Every day, more and more household items, from toothpaste to laundry detergent, are being locked up at major retailers like Target, Walmart, CVS, and Walgreens. This practice is leaving shoppers frustrated and impatient.
Now the practice has even hit Spam containers, which were once a low-cost meat product commonplace in many households and cultures.
In a viral video, Darby Young (@darbs93) is filming inside a CVS in New York City when she notices that boxes of Spam and Libby’s corned beef are locked inside of plastic containers twice the product’s size.
“They locked the Spam,” Young says in the video with a tone of surprise.
She grabs one of the boxes but is unable to open the mechanism on the container, instead needing an employee to unlock the item.
“Strange,” she adds at the end of the video.
@darbs93 Can someone please explain to me why they lock the Spam up at the CVS in New York?! 🤣🥴 #newyork #weirdthings #someonepleaseexplain #cvs #newyorkcity #travels #summeradventures #fyp ♬ Funny – Gold-Tiger
Spam is just one of the many items that are being locked up at major retailers in some shape or form. In recent years, customers have seen locked plexiglass and plastic locks on the end of product hangers pop up at the stores they frequent.
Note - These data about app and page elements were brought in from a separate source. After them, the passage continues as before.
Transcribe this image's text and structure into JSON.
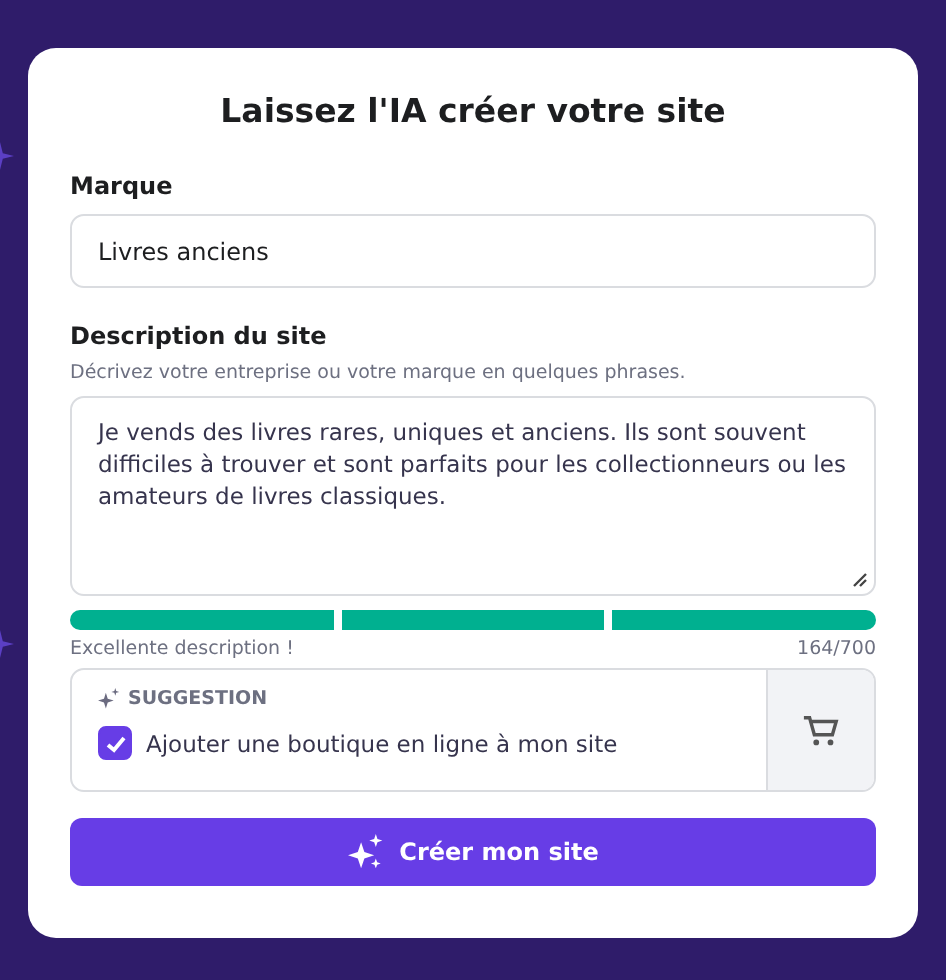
{
  "title": "Laissez l'IA créer votre site",
  "brand": {
    "label": "Marque",
    "value": "Livres anciens"
  },
  "description": {
    "label": "Description du site",
    "hint": "Décrivez votre entreprise ou votre marque en quelques phrases.",
    "value": "Je vends des livres rares, uniques et anciens. Ils sont souvent difficiles à trouver et sont parfaits pour les collectionneurs ou les amateurs de livres classiques.",
    "segments": [
      {
        "filled": true
      },
      {
        "filled": true
      },
      {
        "filled": true
      }
    ],
    "rating": "Excellente description !",
    "count": "164/700"
  },
  "suggestion": {
    "heading": "SUGGESTION",
    "label": "Ajouter une boutique en ligne à mon site",
    "checked": true
  },
  "submit": "Créer mon site"
}
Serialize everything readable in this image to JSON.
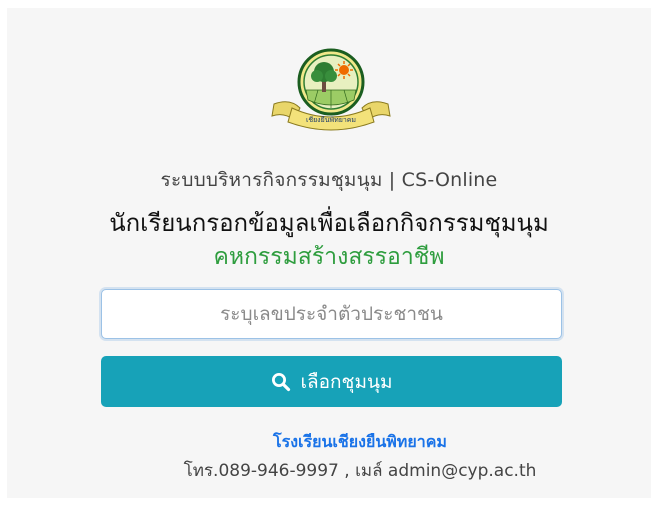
{
  "logo": {
    "alt_icon": "school-emblem",
    "banner_text": "เชียงยืนพิทยาคม"
  },
  "header": {
    "system_title": "ระบบบริหารกิจกรรมชุมนุม | CS-Online",
    "main_heading": "นักเรียนกรอกข้อมูลเพื่อเลือกกิจกรรมชุมนุม",
    "club_name": "คหกรรมสร้างสรรอาชีพ"
  },
  "form": {
    "id_placeholder": "ระบุเลขประจำตัวประชาชน",
    "id_value": "",
    "submit_icon": "search-icon",
    "submit_label": "เลือกชุมนุม"
  },
  "footer": {
    "school_name": "โรงเรียนเชียงยืนพิทยาคม",
    "contact": "โทร.089-946-9997 , เมล์ admin@cyp.ac.th"
  },
  "colors": {
    "club_green": "#2e9d3e",
    "button_teal": "#17a2b8",
    "link_blue": "#1a73e8"
  }
}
As a result, they need to push a sometimes not functional button and wait until an employee shows up (or they go out of their way to get them) so they can unlock the product.
The Daily Dot has previously covered shoppers who were so frustrated or anxious about the experience that they just left the store without the item they needed.
“Joke’s on you, Target, I have really bad anxiety, and if I have to ask for someone to help me get something, I’m not gonna buy it. So you just lost hundreds of dollars from me,” one TikToker said when confronted with locked beauty products.
Another person showed that even literal steaks at Walmart had a metal mesh enclosure to deter shoplifting meat.
KQED spoke to a Target representative who said locked items vary from city to city, and the corporation is aware that it’s causing them to lose out on customer business.
“No retailer wants to lock up product,” Jason Brewer, executive vice president of the Retail Industry Leaders Association, told KQED. “It is a last resort. But it’s only done when it’s impossible to keep a specific product on the shelf.”
Young’s clip of the locked Spam has garnered more than 320,000 views and over 700 comments as of Tuesday morning.
“Can someone please explain to me why they lock the Spam up at the CVS in New York?!” Young wrote in the caption.
Viewers shared their perspectives in the comments section.
“The fact the companies will pay extra to lock the food products instead of bringing the price down a bit,” the top comment read.
“I can unfortunately add that at work some people have opened cans before (with the key attachment),eaten the food, then left it empty on some shelf,” another person said.
“The fact that spam cost $6 to begin with is mind boggling,” a further user wrote about the price.
The Daily Dot reached out to Young via TikTok comment and to CVS via email.